Brexit poses several curious problems for non-UK residents. While you don’t have to undergo the process first-hand, you’ll still be impacted by the House of Commons’ upcoming decision.
Going on holidays by car, for example is going to become more difficult for anyone passing through the United Kingdom – specifically for Irish residents looking to visit their neighbours. When the UK’s roadway legalities change, Irish drivers may have to adjust their licences to continue traveling through Northern Ireland, Scotland, and England.
So, whether you’re planning a road trip anytime within the next year, or looking to keep your morning commute as normal as possible, keep the following in mind.
The price of petrol is set to rise
While Ireland doesn’t important oil from the UK at the rate British minister or state, Digby Jones once claimed, it does rely on its British neighbor for some of its petrol. Should the UK manage to leave the EU via Brexit, then you may anticipate tariffs falling down on the UK’s fuel intake – and thereby, Irish fuel intake. This means that fuel prices in a post-Brexit Ireland are going to be higher than they are today.

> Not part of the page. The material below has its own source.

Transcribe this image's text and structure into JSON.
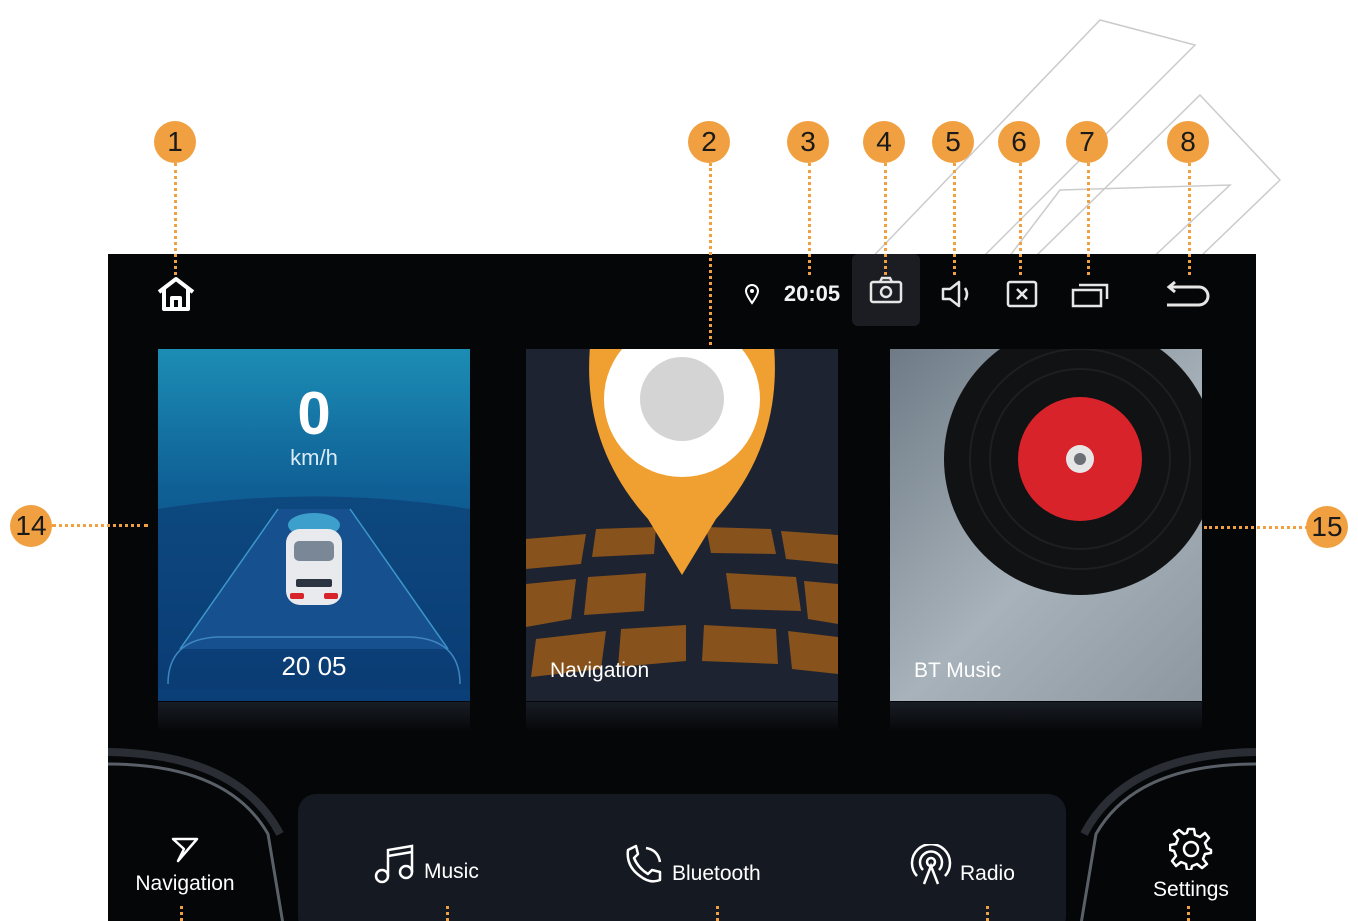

Partner that threat with the already-weakening status of the Sterling, and future road trips are looking pretty expensive.
That said, not all is lost. The increase in petrol prices isn’t going to be too staggering. At this point, it’s predicted that petrol costs in Ireland will only rise by 3p. Whether or not that number holds remains to be seen, especially with Boris Johnson’s attempts at passing no-deal Brexit thoroughly on the rocks.

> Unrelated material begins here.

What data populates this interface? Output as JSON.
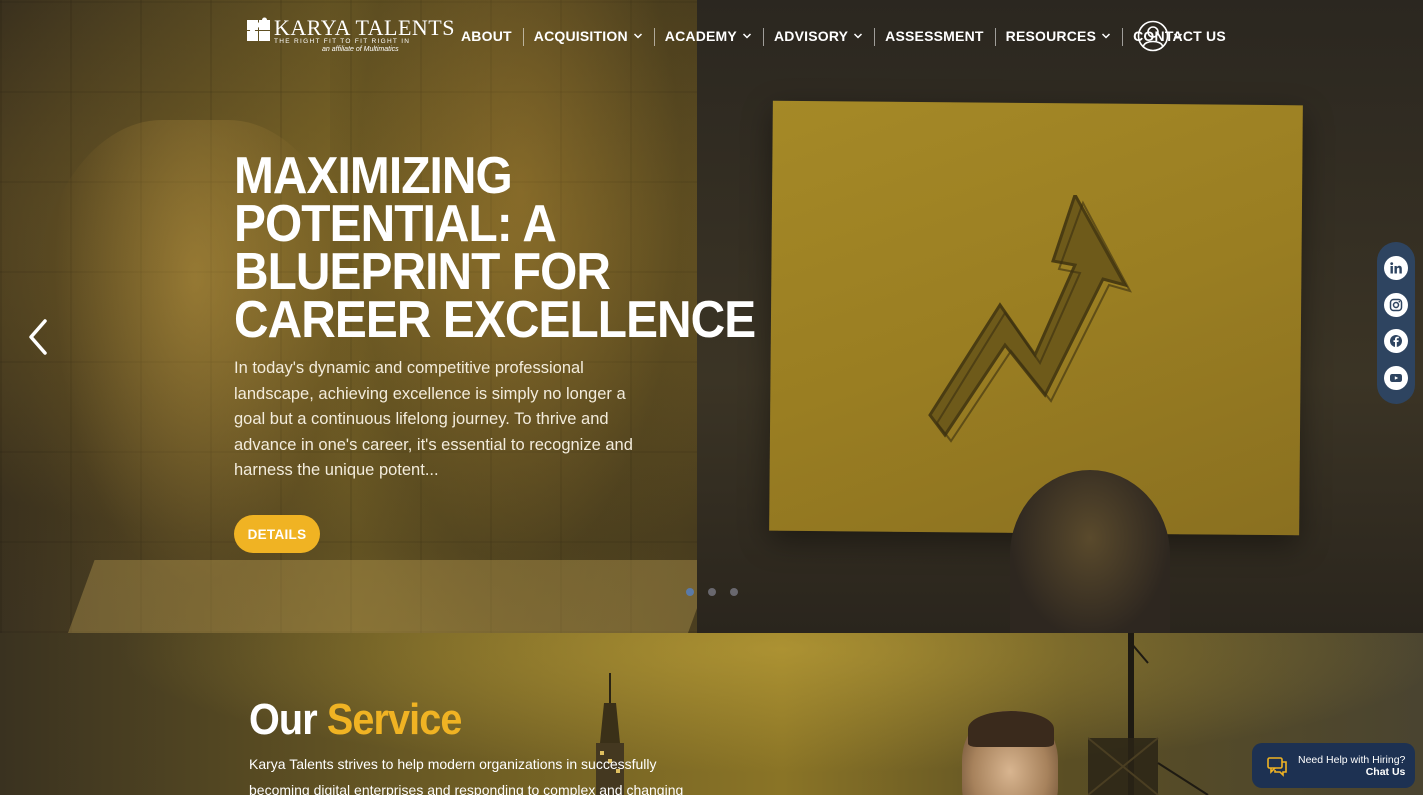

Your consumer rights may change
A successful Brexit, whatever that may look like, also threatens Irish consumer’s post-purchase rights. Irish consumers who have bought used vehicles in the UK and had them imported may no longer have the same maintenance rights or protection laws that they did when the UK was part of the EU.
For UK residents, this means that it may be more difficult to maintain the non-UK vehicles currently in operations throughout Ireland. It also means that the protections that provide additional security for consumers buying vehicles outside of the UK may no longer be applicable, making those sorts of interactions more complicated and risky for UK residents.

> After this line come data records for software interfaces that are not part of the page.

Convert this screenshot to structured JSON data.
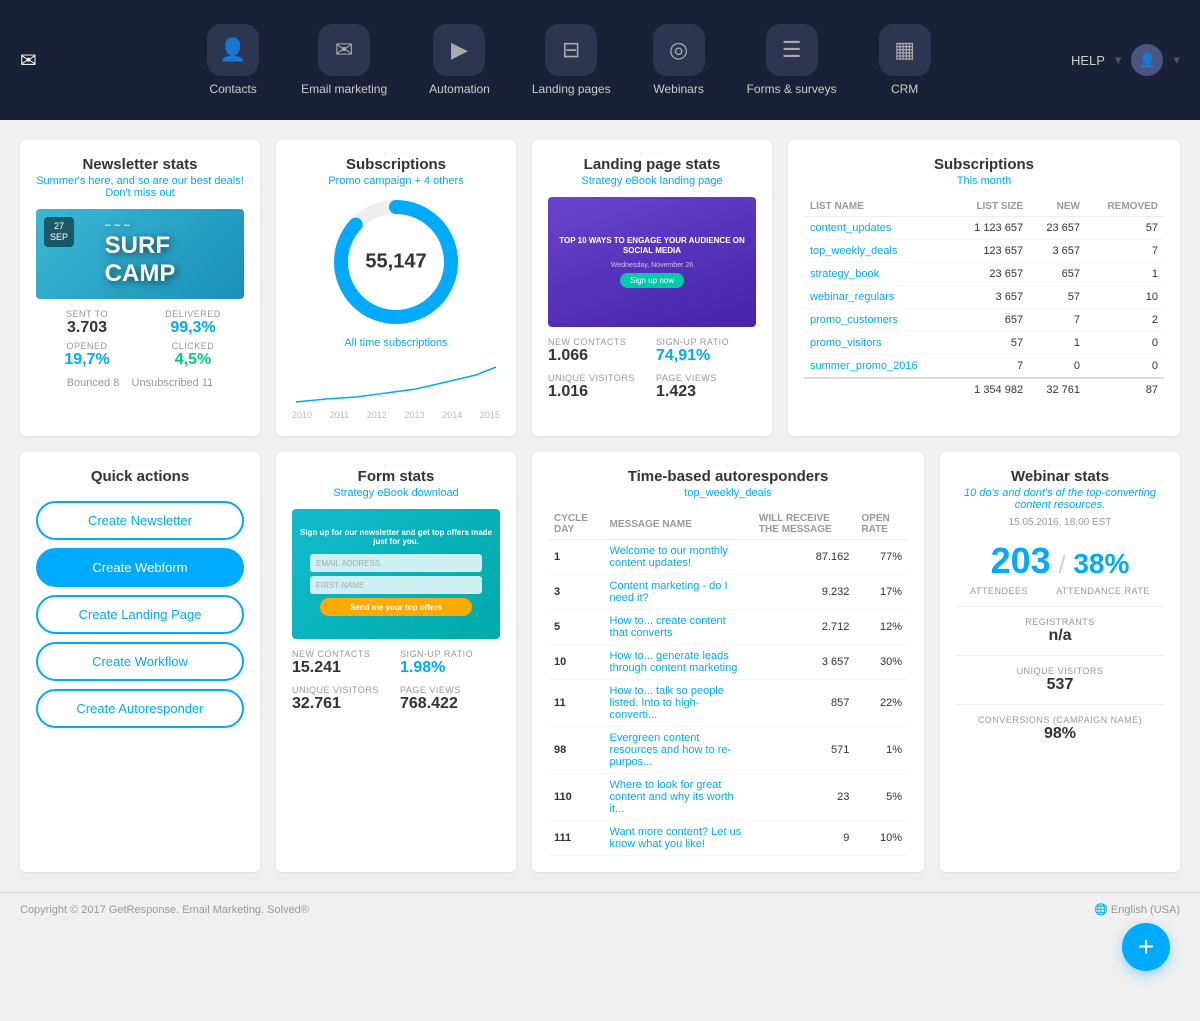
{
  "nav": {
    "logo": "✉",
    "help": "HELP",
    "items": [
      {
        "id": "contacts",
        "label": "Contacts",
        "icon": "👤"
      },
      {
        "id": "email-marketing",
        "label": "Email marketing",
        "icon": "✉"
      },
      {
        "id": "automation",
        "label": "Automation",
        "icon": "▶"
      },
      {
        "id": "landing-pages",
        "label": "Landing pages",
        "icon": "⊟"
      },
      {
        "id": "webinars",
        "label": "Webinars",
        "icon": "◎"
      },
      {
        "id": "forms-surveys",
        "label": "Forms & surveys",
        "icon": "≡"
      },
      {
        "id": "crm",
        "label": "CRM",
        "icon": "▦"
      }
    ]
  },
  "newsletter": {
    "title": "Newsletter stats",
    "subtitle": "Summer's here, and so are our best deals! Don't miss out",
    "date": "27",
    "month": "SEP",
    "surf_text": "SURF CAMP",
    "sent_to_label": "SENT TO",
    "sent_to": "3.703",
    "delivered_label": "DELIVERED",
    "delivered": "99,3%",
    "opened_label": "OPENED",
    "opened": "19,7%",
    "clicked_label": "CLICKED",
    "clicked": "4,5%",
    "bounced": "Bounced",
    "bounced_val": "8",
    "unsubscribed": "Unsubscribed",
    "unsubscribed_val": "11"
  },
  "subscriptions_donut": {
    "title": "Subscriptions",
    "subtitle": "Promo campaign + 4 others",
    "value": "55,147",
    "all_time": "All time subscriptions"
  },
  "landing_stats": {
    "title": "Landing page stats",
    "subtitle": "Strategy eBook landing page",
    "preview_text": "TOP 10 WAYS TO ENGAGE YOUR AUDIENCE ON SOCIAL MEDIA",
    "new_contacts_label": "NEW CONTACTS",
    "new_contacts": "1.066",
    "signup_ratio_label": "SIGN-UP RATIO",
    "signup_ratio": "74,91%",
    "unique_visitors_label": "UNIQUE VISITORS",
    "unique_visitors": "1.016",
    "page_views_label": "PAGE VIEWS",
    "page_views": "1.423"
  },
  "subscriptions_table": {
    "title": "Subscriptions",
    "subtitle": "This month",
    "col_list": "LIST NAME",
    "col_size": "LIST SIZE",
    "col_new": "NEW",
    "col_removed": "REMOVED",
    "rows": [
      {
        "name": "content_updates",
        "size": "1 123 657",
        "new": "23 657",
        "removed": "57"
      },
      {
        "name": "top_weekly_deals",
        "size": "123 657",
        "new": "3 657",
        "removed": "7"
      },
      {
        "name": "strategy_book",
        "size": "23 657",
        "new": "657",
        "removed": "1"
      },
      {
        "name": "webinar_regulars",
        "size": "3 657",
        "new": "57",
        "removed": "10"
      },
      {
        "name": "promo_customers",
        "size": "657",
        "new": "7",
        "removed": "2"
      },
      {
        "name": "promo_visitors",
        "size": "57",
        "new": "1",
        "removed": "0"
      },
      {
        "name": "summer_promo_2016",
        "size": "7",
        "new": "0",
        "removed": "0"
      }
    ],
    "total_size": "1 354 982",
    "total_new": "32 761",
    "total_removed": "87"
  },
  "quick_actions": {
    "title": "Quick actions",
    "buttons": [
      {
        "id": "create-newsletter",
        "label": "Create Newsletter",
        "filled": false
      },
      {
        "id": "create-webform",
        "label": "Create Webform",
        "filled": true
      },
      {
        "id": "create-landing-page",
        "label": "Create Landing Page",
        "filled": false
      },
      {
        "id": "create-workflow",
        "label": "Create Workflow",
        "filled": false
      },
      {
        "id": "create-autoresponder",
        "label": "Create Autoresponder",
        "filled": false
      }
    ]
  },
  "form_stats": {
    "title": "Form stats",
    "subtitle": "Strategy eBook download",
    "form_text": "Sign up for our newsletter and get top offers made just for you.",
    "btn_text": "Send me your top offers",
    "new_contacts_label": "NEW CONTACTS",
    "new_contacts": "15.241",
    "signup_ratio_label": "SIGN-UP RATIO",
    "signup_ratio": "1.98%",
    "unique_visitors_label": "UNIQUE VISITORS",
    "unique_visitors": "32.761",
    "page_views_label": "PAGE VIEWS",
    "page_views": "768.422"
  },
  "autoresponders": {
    "title": "Time-based autoresponders",
    "subtitle": "top_weekly_deals",
    "col_cycle": "CYCLE DAY",
    "col_message": "MESSAGE NAME",
    "col_will_receive": "WILL RECEIVE THE MESSAGE",
    "col_open_rate": "OPEN RATE",
    "rows": [
      {
        "cycle": "1",
        "name": "Welcome to our monthly content updates!",
        "will_receive": "87.162",
        "open_rate": "77%"
      },
      {
        "cycle": "3",
        "name": "Content marketing - do I need it?",
        "will_receive": "9.232",
        "open_rate": "17%"
      },
      {
        "cycle": "5",
        "name": "How to... create content that converts",
        "will_receive": "2.712",
        "open_rate": "12%"
      },
      {
        "cycle": "10",
        "name": "How to... generate leads through content marketing",
        "will_receive": "3 657",
        "open_rate": "30%"
      },
      {
        "cycle": "11",
        "name": "How to... talk so people listed. Into to high-converti...",
        "will_receive": "857",
        "open_rate": "22%"
      },
      {
        "cycle": "98",
        "name": "Evergreen content resources and how to re-purpos...",
        "will_receive": "571",
        "open_rate": "1%"
      },
      {
        "cycle": "110",
        "name": "Where to look for great content and why its worth it...",
        "will_receive": "23",
        "open_rate": "5%"
      },
      {
        "cycle": "111",
        "name": "Want more content? Let us know what you like!",
        "will_receive": "9",
        "open_rate": "10%"
      }
    ]
  },
  "webinar": {
    "title": "Webinar stats",
    "subtitle": "10 do's and dont's of the top-converting content resources.",
    "date": "15.05.2016, 18:00 EST",
    "attendees": "203",
    "attendees_label": "ATTENDEES",
    "attendance_rate": "38%",
    "attendance_rate_label": "ATTENDANCE RATE",
    "registrants_label": "REGISTRANTS",
    "registrants": "n/a",
    "unique_visitors_label": "UNIQUE VISITORS",
    "unique_visitors": "537",
    "conversions_label": "CONVERSIONS (CAMPAIGN NAME)",
    "conversions": "98%"
  },
  "footer": {
    "copyright": "Copyright © 2017 GetResponse. Email Marketing. Solved®",
    "language": "English (USA)"
  }
}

Without the protection of EU compliance, UK residents looking to purchase a vehicle from another, non-UK country won’t be able to apply EU consumer rights in the case of:
Irish consumers will face similar risks until consumer protection laws are established and enforced within the EU. That said, it’ll be more difficult for Irish drivers to have UK cars repaired while those legalities are hammered out.
The breadth of consumer protection laws and Brexit’s impact on them will depend, of course, on any deal that can be reached between the UK and the EU. In the case of a full break, or a no-deal, then the aforementioned protections will disappear.
You may need an insurance Green Card
Anyone who makes frequent trips to Northern Ireland may also soon face the need for an insurance green card. These green cards allow EU drivers to operate with their insurance coverage outside of the EU.
So long as you have more than minimum liability coverage, it’s likely that your insurance plan already covers you for this kind of travel. It is still something you’ll want to check for, though, as the House of Commons continues to debate an exit from the EU. If a no-deal Brexit should occur, then the Green Card ensures that any accident you get into while driving in Northern Ireland or other non-EU space will be covered.
You may need to replace your licence
Most Irish drivers currently operate with a licence that allows them to drive throughout all of the EU’s affiliated nations. Should the UK leave the EU, you may need to procure a new licence that allows you to drive through UK space.
However, this change is not guaranteed. As has been the case with many of these speculated changes, the actual legalities will depend on the deal that the House of Commons manages to reach with the EU.
If you’re feeling apprehensive though, you can apply for an international permit with the AA in Ireland. For a cost of about €15, you’ll be able to travel freely to Northern Ireland and Britain, regardless of any legal fallings-out that result after Brexit.
There’s little that can be accurately predicted until the House of Commons moves on a Brexit deal. Given Boris Johnson’s recent failure, the fate of Irish and UK drivers remains up in the air. If you want to get ahead of the game, though, you can look to the speculations above and work with your local AA branch to secure your future travel options.